PROVIDED DATA>
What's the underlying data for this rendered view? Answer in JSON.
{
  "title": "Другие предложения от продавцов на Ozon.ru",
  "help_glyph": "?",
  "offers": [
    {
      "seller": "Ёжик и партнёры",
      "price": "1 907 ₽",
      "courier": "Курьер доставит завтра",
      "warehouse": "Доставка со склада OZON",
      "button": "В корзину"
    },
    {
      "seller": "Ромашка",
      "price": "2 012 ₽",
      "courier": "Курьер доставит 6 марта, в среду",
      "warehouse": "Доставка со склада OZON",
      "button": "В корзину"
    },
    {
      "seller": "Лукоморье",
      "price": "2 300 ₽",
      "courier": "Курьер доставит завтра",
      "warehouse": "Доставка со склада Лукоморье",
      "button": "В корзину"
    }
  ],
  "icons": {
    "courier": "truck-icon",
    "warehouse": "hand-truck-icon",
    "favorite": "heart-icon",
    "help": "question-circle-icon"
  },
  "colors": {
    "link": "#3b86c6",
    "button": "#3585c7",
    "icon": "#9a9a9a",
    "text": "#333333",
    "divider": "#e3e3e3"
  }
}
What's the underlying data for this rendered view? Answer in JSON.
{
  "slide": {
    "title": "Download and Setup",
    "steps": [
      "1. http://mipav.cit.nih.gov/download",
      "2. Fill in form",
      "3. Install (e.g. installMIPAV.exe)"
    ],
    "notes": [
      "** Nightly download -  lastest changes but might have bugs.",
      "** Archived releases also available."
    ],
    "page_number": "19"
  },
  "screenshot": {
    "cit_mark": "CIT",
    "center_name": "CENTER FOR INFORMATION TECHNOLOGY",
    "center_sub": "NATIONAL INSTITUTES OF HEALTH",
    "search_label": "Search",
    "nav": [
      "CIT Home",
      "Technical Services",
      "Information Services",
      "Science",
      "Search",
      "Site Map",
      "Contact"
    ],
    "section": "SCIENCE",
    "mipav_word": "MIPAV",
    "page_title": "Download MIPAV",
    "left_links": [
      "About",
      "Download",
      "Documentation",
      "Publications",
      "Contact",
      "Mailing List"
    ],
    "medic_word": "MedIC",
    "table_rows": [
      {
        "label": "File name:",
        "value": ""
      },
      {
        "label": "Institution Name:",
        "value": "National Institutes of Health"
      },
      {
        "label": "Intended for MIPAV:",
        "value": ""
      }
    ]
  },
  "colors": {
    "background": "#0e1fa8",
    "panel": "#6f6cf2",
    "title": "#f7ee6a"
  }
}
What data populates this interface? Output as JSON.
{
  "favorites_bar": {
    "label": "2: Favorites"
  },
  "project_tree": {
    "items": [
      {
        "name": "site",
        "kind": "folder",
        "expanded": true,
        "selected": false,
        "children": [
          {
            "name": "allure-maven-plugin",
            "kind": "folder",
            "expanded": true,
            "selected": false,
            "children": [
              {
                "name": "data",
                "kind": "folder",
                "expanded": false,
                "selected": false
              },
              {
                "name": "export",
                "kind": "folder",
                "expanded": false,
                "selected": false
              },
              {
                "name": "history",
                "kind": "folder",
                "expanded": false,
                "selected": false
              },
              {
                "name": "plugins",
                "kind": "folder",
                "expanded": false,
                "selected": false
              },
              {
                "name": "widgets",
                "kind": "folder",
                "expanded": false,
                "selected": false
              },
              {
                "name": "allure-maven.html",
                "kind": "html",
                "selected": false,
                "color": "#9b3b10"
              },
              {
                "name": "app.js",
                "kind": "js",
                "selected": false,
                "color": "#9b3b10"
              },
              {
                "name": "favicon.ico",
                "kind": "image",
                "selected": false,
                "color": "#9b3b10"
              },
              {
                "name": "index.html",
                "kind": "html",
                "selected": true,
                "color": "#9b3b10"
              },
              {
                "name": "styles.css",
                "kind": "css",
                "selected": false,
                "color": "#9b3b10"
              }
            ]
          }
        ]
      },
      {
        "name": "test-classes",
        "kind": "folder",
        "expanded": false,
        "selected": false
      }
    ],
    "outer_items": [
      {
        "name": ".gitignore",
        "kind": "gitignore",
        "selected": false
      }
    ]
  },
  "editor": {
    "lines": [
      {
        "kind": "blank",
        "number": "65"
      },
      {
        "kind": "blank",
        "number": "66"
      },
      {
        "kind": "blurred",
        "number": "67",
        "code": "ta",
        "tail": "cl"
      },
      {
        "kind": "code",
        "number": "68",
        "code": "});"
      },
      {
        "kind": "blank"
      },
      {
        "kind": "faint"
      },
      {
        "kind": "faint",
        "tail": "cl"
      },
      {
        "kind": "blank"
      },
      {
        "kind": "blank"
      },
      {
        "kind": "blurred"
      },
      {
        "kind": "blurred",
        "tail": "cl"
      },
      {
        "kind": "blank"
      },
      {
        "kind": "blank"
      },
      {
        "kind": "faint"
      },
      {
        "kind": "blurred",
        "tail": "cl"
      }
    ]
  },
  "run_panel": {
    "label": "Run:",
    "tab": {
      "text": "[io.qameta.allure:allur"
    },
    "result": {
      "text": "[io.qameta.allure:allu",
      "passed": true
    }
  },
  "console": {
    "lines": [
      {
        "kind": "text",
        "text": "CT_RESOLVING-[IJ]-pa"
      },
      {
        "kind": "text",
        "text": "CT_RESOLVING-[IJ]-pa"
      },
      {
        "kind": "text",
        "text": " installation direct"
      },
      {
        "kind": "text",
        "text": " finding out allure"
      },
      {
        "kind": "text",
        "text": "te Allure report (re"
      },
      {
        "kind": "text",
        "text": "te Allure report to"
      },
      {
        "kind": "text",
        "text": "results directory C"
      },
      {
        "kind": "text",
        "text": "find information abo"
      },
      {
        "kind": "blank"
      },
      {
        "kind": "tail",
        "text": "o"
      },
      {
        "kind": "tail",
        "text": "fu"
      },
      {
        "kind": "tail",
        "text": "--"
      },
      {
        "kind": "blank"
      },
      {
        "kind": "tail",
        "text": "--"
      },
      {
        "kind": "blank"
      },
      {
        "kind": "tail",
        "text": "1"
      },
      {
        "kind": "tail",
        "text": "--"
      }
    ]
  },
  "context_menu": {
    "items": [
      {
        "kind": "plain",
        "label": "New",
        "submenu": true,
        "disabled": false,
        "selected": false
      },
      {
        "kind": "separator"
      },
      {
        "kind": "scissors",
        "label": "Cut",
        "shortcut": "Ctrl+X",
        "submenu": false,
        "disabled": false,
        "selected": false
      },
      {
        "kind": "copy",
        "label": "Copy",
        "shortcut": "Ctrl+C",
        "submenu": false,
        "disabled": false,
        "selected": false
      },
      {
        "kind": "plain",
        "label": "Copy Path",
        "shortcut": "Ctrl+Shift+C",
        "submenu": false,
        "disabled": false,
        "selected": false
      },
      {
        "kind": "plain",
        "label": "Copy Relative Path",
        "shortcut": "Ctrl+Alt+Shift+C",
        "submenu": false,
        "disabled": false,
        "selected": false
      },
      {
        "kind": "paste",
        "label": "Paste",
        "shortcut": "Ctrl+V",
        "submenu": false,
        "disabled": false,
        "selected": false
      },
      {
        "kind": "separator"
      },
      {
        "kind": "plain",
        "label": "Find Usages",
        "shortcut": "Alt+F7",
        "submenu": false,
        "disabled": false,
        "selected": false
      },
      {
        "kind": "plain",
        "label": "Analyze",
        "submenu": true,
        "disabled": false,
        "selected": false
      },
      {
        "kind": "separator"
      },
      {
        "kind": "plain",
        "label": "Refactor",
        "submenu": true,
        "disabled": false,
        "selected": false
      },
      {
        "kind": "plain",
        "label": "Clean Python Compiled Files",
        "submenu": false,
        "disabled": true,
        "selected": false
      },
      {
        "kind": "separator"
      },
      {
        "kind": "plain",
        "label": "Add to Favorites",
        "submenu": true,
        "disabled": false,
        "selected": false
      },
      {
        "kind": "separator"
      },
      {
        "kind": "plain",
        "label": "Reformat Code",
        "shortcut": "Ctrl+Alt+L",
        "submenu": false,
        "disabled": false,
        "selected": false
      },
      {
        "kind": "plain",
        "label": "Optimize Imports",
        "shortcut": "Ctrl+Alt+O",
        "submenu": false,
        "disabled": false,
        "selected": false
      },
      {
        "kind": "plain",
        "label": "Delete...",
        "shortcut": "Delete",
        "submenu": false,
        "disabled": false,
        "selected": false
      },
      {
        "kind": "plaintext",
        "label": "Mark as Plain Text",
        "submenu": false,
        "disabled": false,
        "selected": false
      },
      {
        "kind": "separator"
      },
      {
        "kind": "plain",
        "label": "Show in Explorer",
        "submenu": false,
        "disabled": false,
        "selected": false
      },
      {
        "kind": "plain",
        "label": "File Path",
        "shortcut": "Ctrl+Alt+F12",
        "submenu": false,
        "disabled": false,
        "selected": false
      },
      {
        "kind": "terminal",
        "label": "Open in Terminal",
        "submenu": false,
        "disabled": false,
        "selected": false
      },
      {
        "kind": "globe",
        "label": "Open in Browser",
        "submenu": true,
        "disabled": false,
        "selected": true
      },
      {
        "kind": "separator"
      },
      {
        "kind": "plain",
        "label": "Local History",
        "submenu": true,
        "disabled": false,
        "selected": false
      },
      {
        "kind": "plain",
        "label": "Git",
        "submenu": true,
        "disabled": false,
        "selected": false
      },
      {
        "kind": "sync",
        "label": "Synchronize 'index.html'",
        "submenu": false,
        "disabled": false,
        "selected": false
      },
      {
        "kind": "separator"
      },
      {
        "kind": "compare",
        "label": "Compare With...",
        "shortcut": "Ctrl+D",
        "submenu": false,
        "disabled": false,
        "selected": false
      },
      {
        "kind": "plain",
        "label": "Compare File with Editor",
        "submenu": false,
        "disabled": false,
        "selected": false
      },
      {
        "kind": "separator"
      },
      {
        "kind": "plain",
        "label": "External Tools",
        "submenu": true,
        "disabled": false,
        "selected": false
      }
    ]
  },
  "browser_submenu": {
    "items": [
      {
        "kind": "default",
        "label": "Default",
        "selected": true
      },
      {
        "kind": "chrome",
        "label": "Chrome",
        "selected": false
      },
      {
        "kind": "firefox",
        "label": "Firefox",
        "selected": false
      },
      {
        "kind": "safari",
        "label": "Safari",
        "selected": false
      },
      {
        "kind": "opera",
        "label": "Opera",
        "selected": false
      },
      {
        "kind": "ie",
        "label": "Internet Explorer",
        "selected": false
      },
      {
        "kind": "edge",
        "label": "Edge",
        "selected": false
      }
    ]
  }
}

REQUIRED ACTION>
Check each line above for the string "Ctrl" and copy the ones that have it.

TASK OUTPUT>
        "shortcut": "Ctrl+X",
        "shortcut": "Ctrl+C",
        "shortcut": "Ctrl+Shift+C",
        "shortcut": "Ctrl+Alt+Shift+C",
        "shortcut": "Ctrl+V",
        "shortcut": "Ctrl+Alt+L",
        "shortcut": "Ctrl+Alt+O",
        "shortcut": "Ctrl+Alt+F12",
        "shortcut": "Ctrl+D",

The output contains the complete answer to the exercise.